- [App and web page records]

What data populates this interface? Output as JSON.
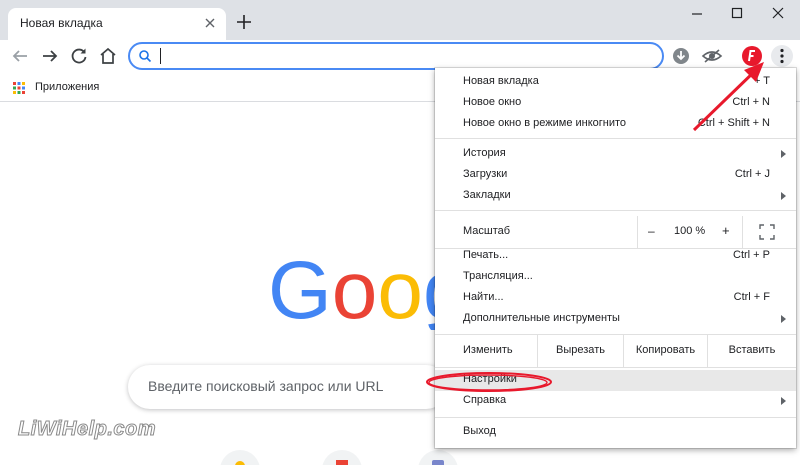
{
  "tab": {
    "title": "Новая вкладка"
  },
  "omnibox": {
    "value": ""
  },
  "bookmarks": {
    "apps_label": "Приложения"
  },
  "page": {
    "search_placeholder": "Введите поисковый запрос или URL",
    "logo_text": "Goog",
    "watermark": "LiWiHelp.com"
  },
  "menu": {
    "items_top": [
      {
        "label": "Новая вкладка",
        "shortcut": "+ T"
      },
      {
        "label": "Новое окно",
        "shortcut": "Ctrl + N"
      },
      {
        "label": "Новое окно в режиме инкогнито",
        "shortcut": "Ctrl + Shift + N"
      }
    ],
    "items_history": [
      {
        "label": "История",
        "shortcut": ""
      },
      {
        "label": "Загрузки",
        "shortcut": "Ctrl + J"
      },
      {
        "label": "Закладки",
        "shortcut": ""
      }
    ],
    "zoom": {
      "label": "Масштаб",
      "minus": "–",
      "value": "100 %",
      "plus": "+"
    },
    "items_tools": [
      {
        "label": "Печать...",
        "shortcut": "Ctrl + P"
      },
      {
        "label": "Трансляция...",
        "shortcut": ""
      },
      {
        "label": "Найти...",
        "shortcut": "Ctrl + F"
      },
      {
        "label": "Дополнительные инструменты",
        "shortcut": ""
      }
    ],
    "edit": {
      "label": "Изменить",
      "cut": "Вырезать",
      "copy": "Копировать",
      "paste": "Вставить"
    },
    "settings": "Настройки",
    "help": "Справка",
    "exit": "Выход"
  },
  "colors": {
    "accent_blue": "#4a8af4",
    "annotation_red": "#e8192c",
    "google_blue": "#4285f4",
    "google_red": "#ea4335",
    "google_yellow": "#fbbc05"
  }
}
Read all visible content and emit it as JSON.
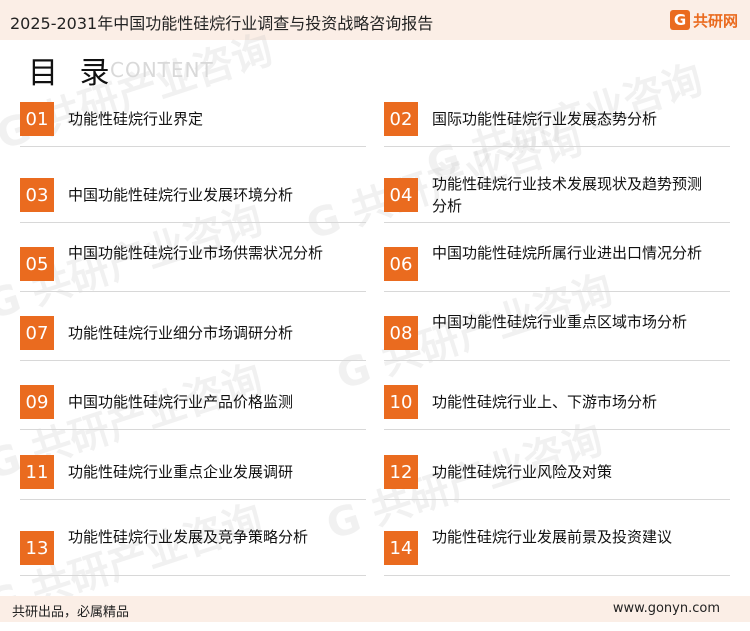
{
  "header": {
    "title": "2025-2031年中国功能性硅烷行业调查与投资战略咨询报告",
    "logo_text": "共研网",
    "logo_icon": "g-logo-icon"
  },
  "toc": {
    "heading": "目 录",
    "heading_en": "CONTENT"
  },
  "watermark_text": "G 共研产业咨询",
  "items": [
    {
      "num": "01",
      "label": "功能性硅烷行业界定"
    },
    {
      "num": "02",
      "label": "国际功能性硅烷行业发展态势分析"
    },
    {
      "num": "03",
      "label": "中国功能性硅烷行业发展环境分析"
    },
    {
      "num": "04",
      "label": "功能性硅烷行业技术发展现状及趋势预测分析"
    },
    {
      "num": "05",
      "label": "中国功能性硅烷行业市场供需状况分析"
    },
    {
      "num": "06",
      "label": "中国功能性硅烷所属行业进出口情况分析"
    },
    {
      "num": "07",
      "label": "功能性硅烷行业细分市场调研分析"
    },
    {
      "num": "08",
      "label": "中国功能性硅烷行业重点区域市场分析"
    },
    {
      "num": "09",
      "label": "中国功能性硅烷行业产品价格监测"
    },
    {
      "num": "10",
      "label": "功能性硅烷行业上、下游市场分析"
    },
    {
      "num": "11",
      "label": "功能性硅烷行业重点企业发展调研"
    },
    {
      "num": "12",
      "label": "功能性硅烷行业风险及对策"
    },
    {
      "num": "13",
      "label": "功能性硅烷行业发展及竞争策略分析"
    },
    {
      "num": "14",
      "label": "功能性硅烷行业发展前景及投资建议"
    }
  ],
  "footer": {
    "slogan": "共研出品，必属精品",
    "url": "www.gonyn.com"
  },
  "colors": {
    "accent": "#ea6b1f",
    "band": "#fbeee6"
  }
}
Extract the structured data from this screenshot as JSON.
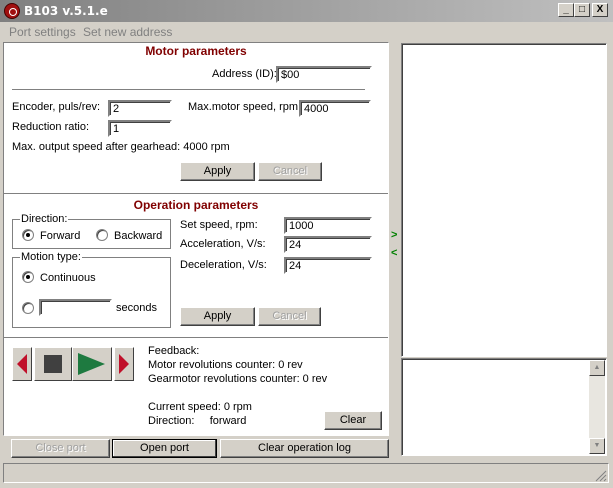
{
  "window": {
    "title": "B103 v.5.1.e",
    "minimize": "_",
    "maximize": "□",
    "close": "X"
  },
  "menu": {
    "port_settings": "Port settings",
    "set_new_address": "Set new address"
  },
  "motor": {
    "header": "Motor parameters",
    "address_label": "Address (ID):",
    "address_value": "$00",
    "encoder_label": "Encoder, puls/rev:",
    "encoder_value": "2",
    "max_speed_label": "Max.motor speed, rpm:",
    "max_speed_value": "4000",
    "reduction_label": "Reduction ratio:",
    "reduction_value": "1",
    "max_output_text": "Max. output speed after gearhead: 4000 rpm",
    "apply": "Apply",
    "cancel": "Cancel"
  },
  "operation": {
    "header": "Operation parameters",
    "direction_label": "Direction:",
    "forward": "Forward",
    "backward": "Backward",
    "motion_label": "Motion type:",
    "continuous": "Continuous",
    "seconds": "seconds",
    "seconds_value": "",
    "set_speed_label": "Set speed, rpm:",
    "set_speed_value": "1000",
    "accel_label": "Acceleration, V/s:",
    "accel_value": "24",
    "decel_label": "Deceleration, V/s:",
    "decel_value": "24",
    "apply": "Apply",
    "cancel": "Cancel"
  },
  "feedback": {
    "title": "Feedback:",
    "motor_counter": "Motor revolutions counter: 0 rev",
    "gearmotor_counter": "Gearmotor revolutions counter: 0 rev",
    "current_speed": "Current speed: 0 rpm",
    "direction": "Direction:     forward",
    "clear": "Clear"
  },
  "bottom": {
    "close_port": "Close port",
    "open_port": "Open port",
    "clear_log": "Clear operation log"
  },
  "splitter": {
    "right_arrow": ">",
    "left_arrow": "<"
  },
  "colors": {
    "header": "#800000",
    "play": "#1e7a40",
    "arrows": "#c0102a"
  }
}
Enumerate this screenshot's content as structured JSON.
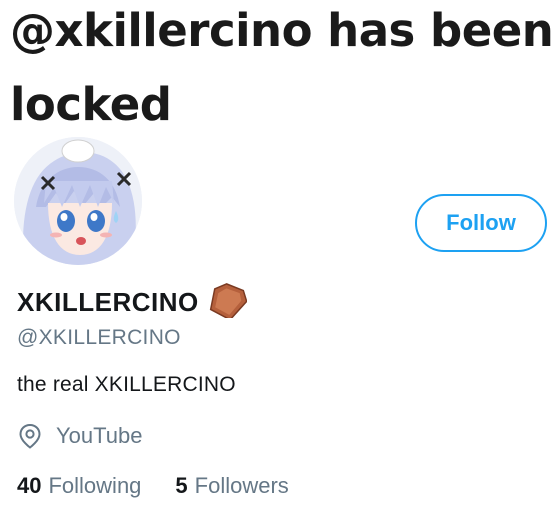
{
  "banner": {
    "title": "@xkillercino has been locked"
  },
  "profile": {
    "display_name": "XKILLERCINO",
    "handle": "@XKILLERCINO",
    "bio": "the real XKILLERCINO",
    "location": "YouTube",
    "name_emoji_icon": "coffin-icon",
    "location_icon": "location-pin-icon"
  },
  "actions": {
    "follow_label": "Follow"
  },
  "stats": {
    "following_count": "40",
    "following_label": "Following",
    "followers_count": "5",
    "followers_label": "Followers"
  },
  "colors": {
    "accent": "#1da1f2",
    "secondary_text": "#657786",
    "primary_text": "#14171a"
  }
}
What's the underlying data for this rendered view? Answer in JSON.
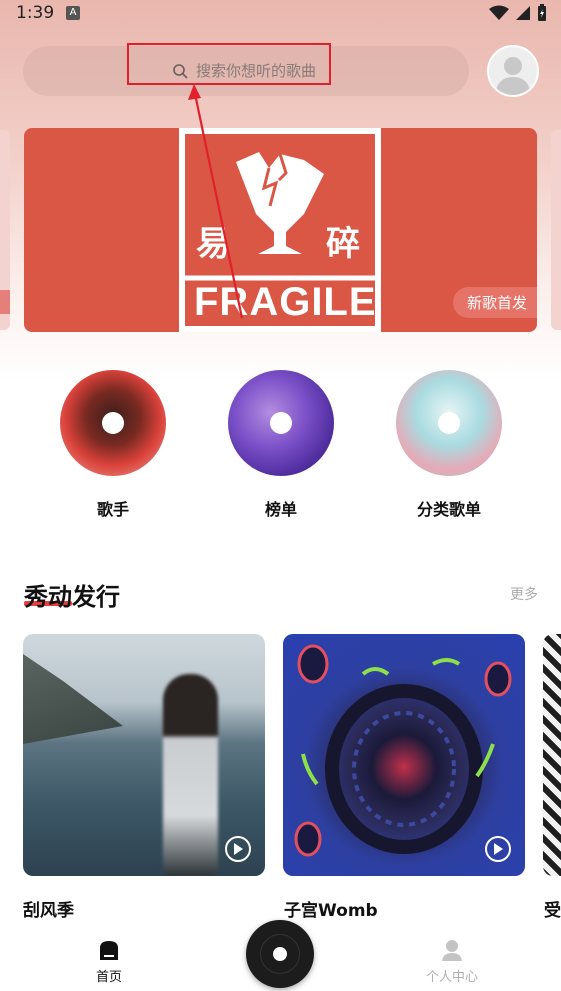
{
  "status_bar": {
    "time": "1:39",
    "a_badge": "A",
    "icons": [
      "wifi-icon",
      "signal-icon",
      "battery-icon"
    ]
  },
  "search": {
    "placeholder": "搜索你想听的歌曲",
    "icon": "search-icon"
  },
  "banner": {
    "art_text_left": "易",
    "art_text_right": "碎",
    "art_text_bottom": "FRAGILE",
    "badge": "新歌首发"
  },
  "categories": [
    {
      "label": "歌手"
    },
    {
      "label": "榜单"
    },
    {
      "label": "分类歌单"
    }
  ],
  "section": {
    "title": "秀动发行",
    "more": "更多"
  },
  "albums": [
    {
      "title": "刮风季"
    },
    {
      "title": "子宫Womb"
    },
    {
      "title": "受"
    }
  ],
  "bottom_nav": {
    "home": "首页",
    "profile": "个人中心"
  },
  "colors": {
    "accent_red": "#e34040",
    "banner_red": "#d95744",
    "annotation_red": "#e0202a"
  }
}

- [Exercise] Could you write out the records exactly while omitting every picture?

- [Answer to the exercise]
What data populates this interface? Output as JSON.
{
  "tab": {
    "title": "Новая вкладка"
  },
  "omnibox": {
    "value": ""
  },
  "bookmarks": {
    "apps_label": "Приложения"
  },
  "page": {
    "search_placeholder": "Введите поисковый запрос или URL",
    "logo_text": "Goog",
    "watermark": "LiWiHelp.com"
  },
  "menu": {
    "items_top": [
      {
        "label": "Новая вкладка",
        "shortcut": "+ T"
      },
      {
        "label": "Новое окно",
        "shortcut": "Ctrl + N"
      },
      {
        "label": "Новое окно в режиме инкогнито",
        "shortcut": "Ctrl + Shift + N"
      }
    ],
    "items_history": [
      {
        "label": "История",
        "shortcut": ""
      },
      {
        "label": "Загрузки",
        "shortcut": "Ctrl + J"
      },
      {
        "label": "Закладки",
        "shortcut": ""
      }
    ],
    "zoom": {
      "label": "Масштаб",
      "minus": "–",
      "value": "100 %",
      "plus": "+"
    },
    "items_tools": [
      {
        "label": "Печать...",
        "shortcut": "Ctrl + P"
      },
      {
        "label": "Трансляция...",
        "shortcut": ""
      },
      {
        "label": "Найти...",
        "shortcut": "Ctrl + F"
      },
      {
        "label": "Дополнительные инструменты",
        "shortcut": ""
      }
    ],
    "edit": {
      "label": "Изменить",
      "cut": "Вырезать",
      "copy": "Копировать",
      "paste": "Вставить"
    },
    "settings": "Настройки",
    "help": "Справка",
    "exit": "Выход"
  },
  "colors": {
    "accent_blue": "#4a8af4",
    "annotation_red": "#e8192c",
    "google_blue": "#4285f4",
    "google_red": "#ea4335",
    "google_yellow": "#fbbc05"
  }
}
Read all visible content and emit it as JSON.
{
  "header": {
    "title": "2025-2031年中国功能性硅烷行业调查与投资战略咨询报告",
    "logo_text": "共研网",
    "logo_icon": "g-logo-icon"
  },
  "toc": {
    "heading": "目 录",
    "heading_en": "CONTENT"
  },
  "watermark_text": "G 共研产业咨询",
  "items": [
    {
      "num": "01",
      "label": "功能性硅烷行业界定"
    },
    {
      "num": "02",
      "label": "国际功能性硅烷行业发展态势分析"
    },
    {
      "num": "03",
      "label": "中国功能性硅烷行业发展环境分析"
    },
    {
      "num": "04",
      "label": "功能性硅烷行业技术发展现状及趋势预测分析"
    },
    {
      "num": "05",
      "label": "中国功能性硅烷行业市场供需状况分析"
    },
    {
      "num": "06",
      "label": "中国功能性硅烷所属行业进出口情况分析"
    },
    {
      "num": "07",
      "label": "功能性硅烷行业细分市场调研分析"
    },
    {
      "num": "08",
      "label": "中国功能性硅烷行业重点区域市场分析"
    },
    {
      "num": "09",
      "label": "中国功能性硅烷行业产品价格监测"
    },
    {
      "num": "10",
      "label": "功能性硅烷行业上、下游市场分析"
    },
    {
      "num": "11",
      "label": "功能性硅烷行业重点企业发展调研"
    },
    {
      "num": "12",
      "label": "功能性硅烷行业风险及对策"
    },
    {
      "num": "13",
      "label": "功能性硅烷行业发展及竞争策略分析"
    },
    {
      "num": "14",
      "label": "功能性硅烷行业发展前景及投资建议"
    }
  ],
  "footer": {
    "slogan": "共研出品，必属精品",
    "url": "www.gonyn.com"
  },
  "colors": {
    "accent": "#ea6b1f",
    "band": "#fbeee6"
  }
}
Extract the structured data from this screenshot as JSON.
{
  "window": {
    "title": "B103 v.5.1.e",
    "minimize": "_",
    "maximize": "□",
    "close": "X"
  },
  "menu": {
    "port_settings": "Port settings",
    "set_new_address": "Set new address"
  },
  "motor": {
    "header": "Motor parameters",
    "address_label": "Address (ID):",
    "address_value": "$00",
    "encoder_label": "Encoder, puls/rev:",
    "encoder_value": "2",
    "max_speed_label": "Max.motor speed, rpm:",
    "max_speed_value": "4000",
    "reduction_label": "Reduction ratio:",
    "reduction_value": "1",
    "max_output_text": "Max. output speed after gearhead: 4000 rpm",
    "apply": "Apply",
    "cancel": "Cancel"
  },
  "operation": {
    "header": "Operation parameters",
    "direction_label": "Direction:",
    "forward": "Forward",
    "backward": "Backward",
    "motion_label": "Motion type:",
    "continuous": "Continuous",
    "seconds": "seconds",
    "seconds_value": "",
    "set_speed_label": "Set speed, rpm:",
    "set_speed_value": "1000",
    "accel_label": "Acceleration, V/s:",
    "accel_value": "24",
    "decel_label": "Deceleration, V/s:",
    "decel_value": "24",
    "apply": "Apply",
    "cancel": "Cancel"
  },
  "feedback": {
    "title": "Feedback:",
    "motor_counter": "Motor revolutions counter: 0 rev",
    "gearmotor_counter": "Gearmotor revolutions counter: 0 rev",
    "current_speed": "Current speed: 0 rpm",
    "direction": "Direction:     forward",
    "clear": "Clear"
  },
  "bottom": {
    "close_port": "Close port",
    "open_port": "Open port",
    "clear_log": "Clear operation log"
  },
  "splitter": {
    "right_arrow": ">",
    "left_arrow": "<"
  },
  "colors": {
    "header": "#800000",
    "play": "#1e7a40",
    "arrows": "#c0102a"
  }
}
Enumerate this screenshot's content as structured JSON.
{
  "banner": {
    "title": "@xkillercino has been locked"
  },
  "profile": {
    "display_name": "XKILLERCINO",
    "handle": "@XKILLERCINO",
    "bio": "the real XKILLERCINO",
    "location": "YouTube",
    "name_emoji_icon": "coffin-icon",
    "location_icon": "location-pin-icon"
  },
  "actions": {
    "follow_label": "Follow"
  },
  "stats": {
    "following_count": "40",
    "following_label": "Following",
    "followers_count": "5",
    "followers_label": "Followers"
  },
  "colors": {
    "accent": "#1da1f2",
    "secondary_text": "#657786",
    "primary_text": "#14171a"
  }
}
What's the underlying data for this rendered view? Answer in JSON.
{
  "status_bar": {
    "time": "1:39",
    "a_badge": "A",
    "icons": [
      "wifi-icon",
      "signal-icon",
      "battery-icon"
    ]
  },
  "search": {
    "placeholder": "搜索你想听的歌曲",
    "icon": "search-icon"
  },
  "banner": {
    "art_text_left": "易",
    "art_text_right": "碎",
    "art_text_bottom": "FRAGILE",
    "badge": "新歌首发"
  },
  "categories": [
    {
      "label": "歌手"
    },
    {
      "label": "榜单"
    },
    {
      "label": "分类歌单"
    }
  ],
  "section": {
    "title": "秀动发行",
    "more": "更多"
  },
  "albums": [
    {
      "title": "刮风季"
    },
    {
      "title": "子宫Womb"
    },
    {
      "title": "受"
    }
  ],
  "bottom_nav": {
    "home": "首页",
    "profile": "个人中心"
  },
  "colors": {
    "accent_red": "#e34040",
    "banner_red": "#d95744",
    "annotation_red": "#e0202a"
  }
}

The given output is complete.